Though Tails was her debut album, Loeb had already hit the stratosphere of the pop charts a year earlier with "Stay", a monster hit from the soundtrack of the film Reality Bites. "Stay" is also included on Tails, but the other 12 tracks demonstrate Loeb had more than one good song in her, even if none of them found similar success on the singles chart. Loeb's knack for infectious, buoyant pop shines through on such instantly catchy tunes as "Snow Day", "Rose-Colored Time" and "Waiting for Wednesday"; quieter, darker numbers such as "Hurricane", "Alone" and "Lisa Listen" reveal a more reflective side; and "Taffy" shows she's occasionally willing to let loose and rock as well.
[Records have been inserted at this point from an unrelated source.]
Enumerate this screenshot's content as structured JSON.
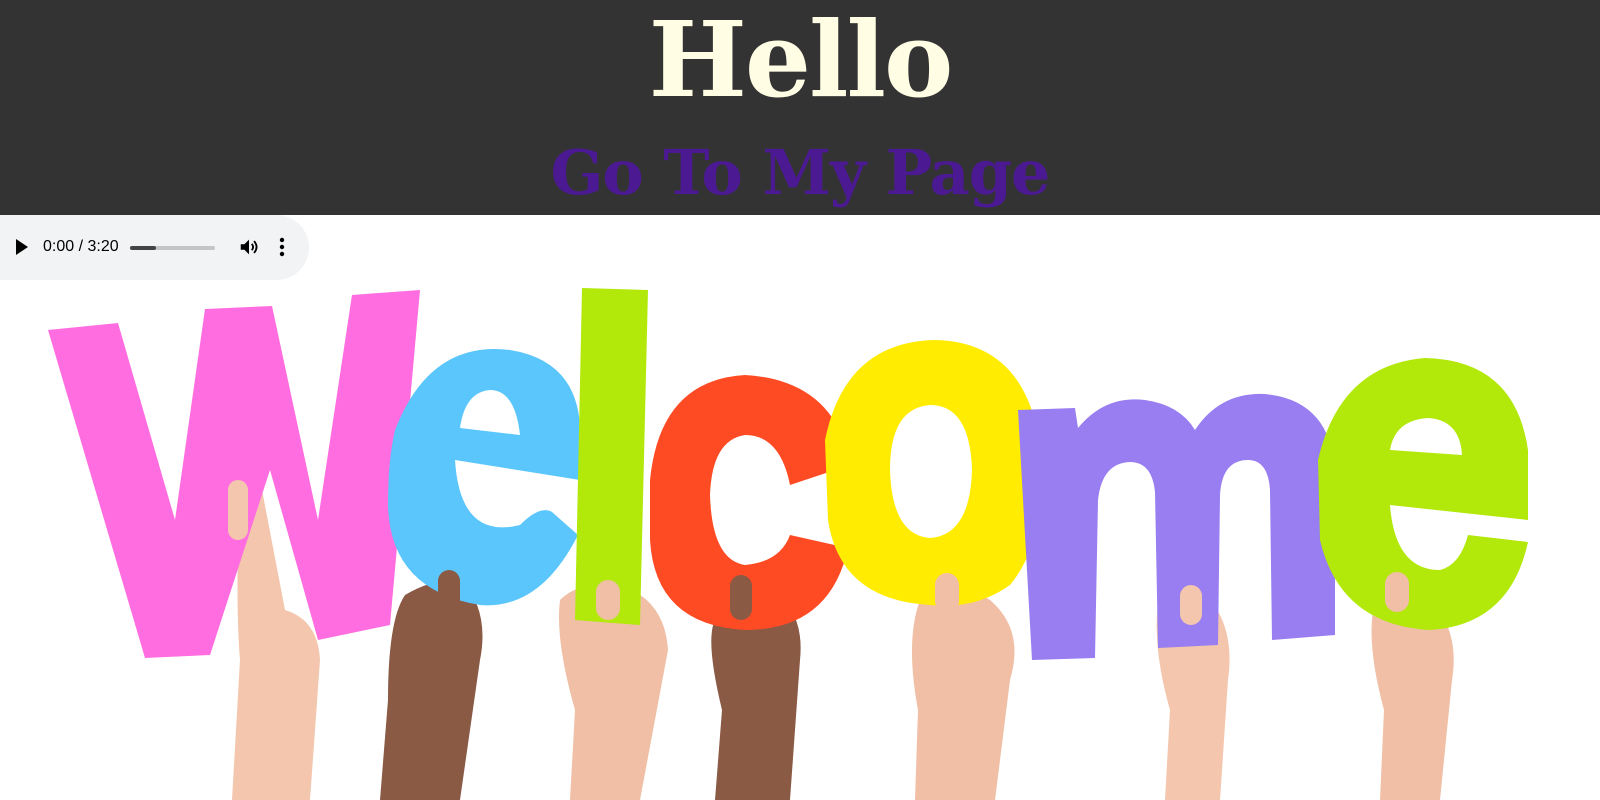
{
  "header": {
    "title": "Hello",
    "link_label": "Go To My Page",
    "background": "#333333",
    "title_color": "#fffde3",
    "link_color": "#4b1a92"
  },
  "audio": {
    "current_time": "0:00",
    "separator": " / ",
    "duration": "3:20",
    "buffered_fraction": 0.3,
    "icons": [
      "play-icon",
      "volume-icon",
      "more-options-icon"
    ]
  },
  "image": {
    "word": "Welcome",
    "letter_colors": [
      "#ff6de0",
      "#5bc6fb",
      "#b2e80a",
      "#ff4b24",
      "#ffec00",
      "#987ef0",
      "#b2e80a"
    ],
    "skin_colors": [
      "#f3c6ad",
      "#8a5a45",
      "#f0bfa5"
    ]
  }
}
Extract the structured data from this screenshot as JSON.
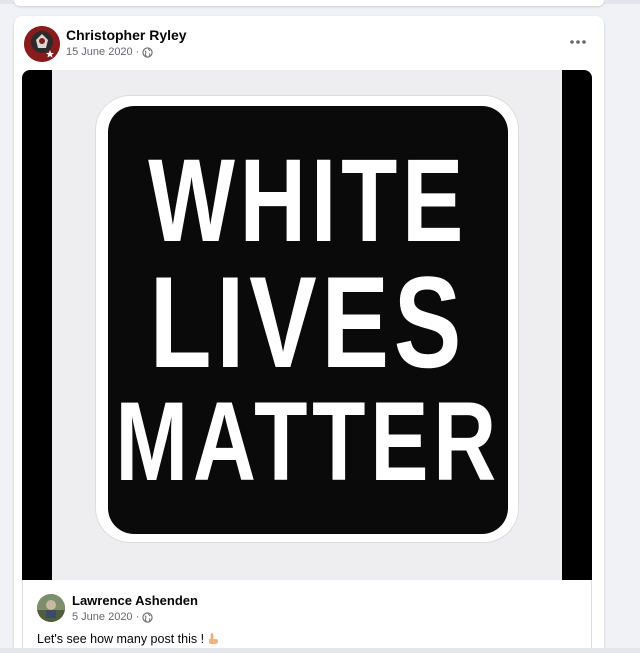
{
  "post": {
    "author": "Christopher Ryley",
    "date": "15 June 2020",
    "separator": "·",
    "privacy_icon": "globe-icon",
    "more_icon": "more-horizontal-icon"
  },
  "image": {
    "lines": [
      "WHITE",
      "LIVES",
      "MATTER"
    ]
  },
  "shared_post": {
    "author": "Lawrence Ashenden",
    "date": "5 June 2020",
    "separator": "·",
    "privacy_icon": "globe-icon",
    "text": "Let's see how many post this !",
    "emoji_icon": "pointing-hand-icon"
  },
  "colors": {
    "background": "#f0f2f5",
    "card": "#ffffff",
    "meta_text": "#65676b",
    "primary_text": "#050505"
  }
}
Now That’s What I Call the 1990s focuses on the decade’s second half, splitting its time between pop songs and the alternative music that followed in grunge’s footsteps. Pearl Jam and other hard-edged bands are absent from this compilation; instead, slicker groups like Live (“I Alone”) and Collective Soul (“Shine”) represent the wave of mainstream rock that swept through the Clinton era, with Everclear (“Father of Mine”) and Sublime (“What I Got”) thrown in for good measure. Des’ree’s “You Gotta Be” and New Radicals’ “You Get What You Give” help anchor the album’s pop side, while the inclusion of Edwin McCain’s “I’ll Be” is a reminder that the decade also spawned many an omnipresent wedding song. Ignoring grunge, Euro-dance, and teen pop makes this a narrow-minded compilation, but for those who like the aforementioned songs, Now That's What I Call the 1990s is an easy way to get them all in one place.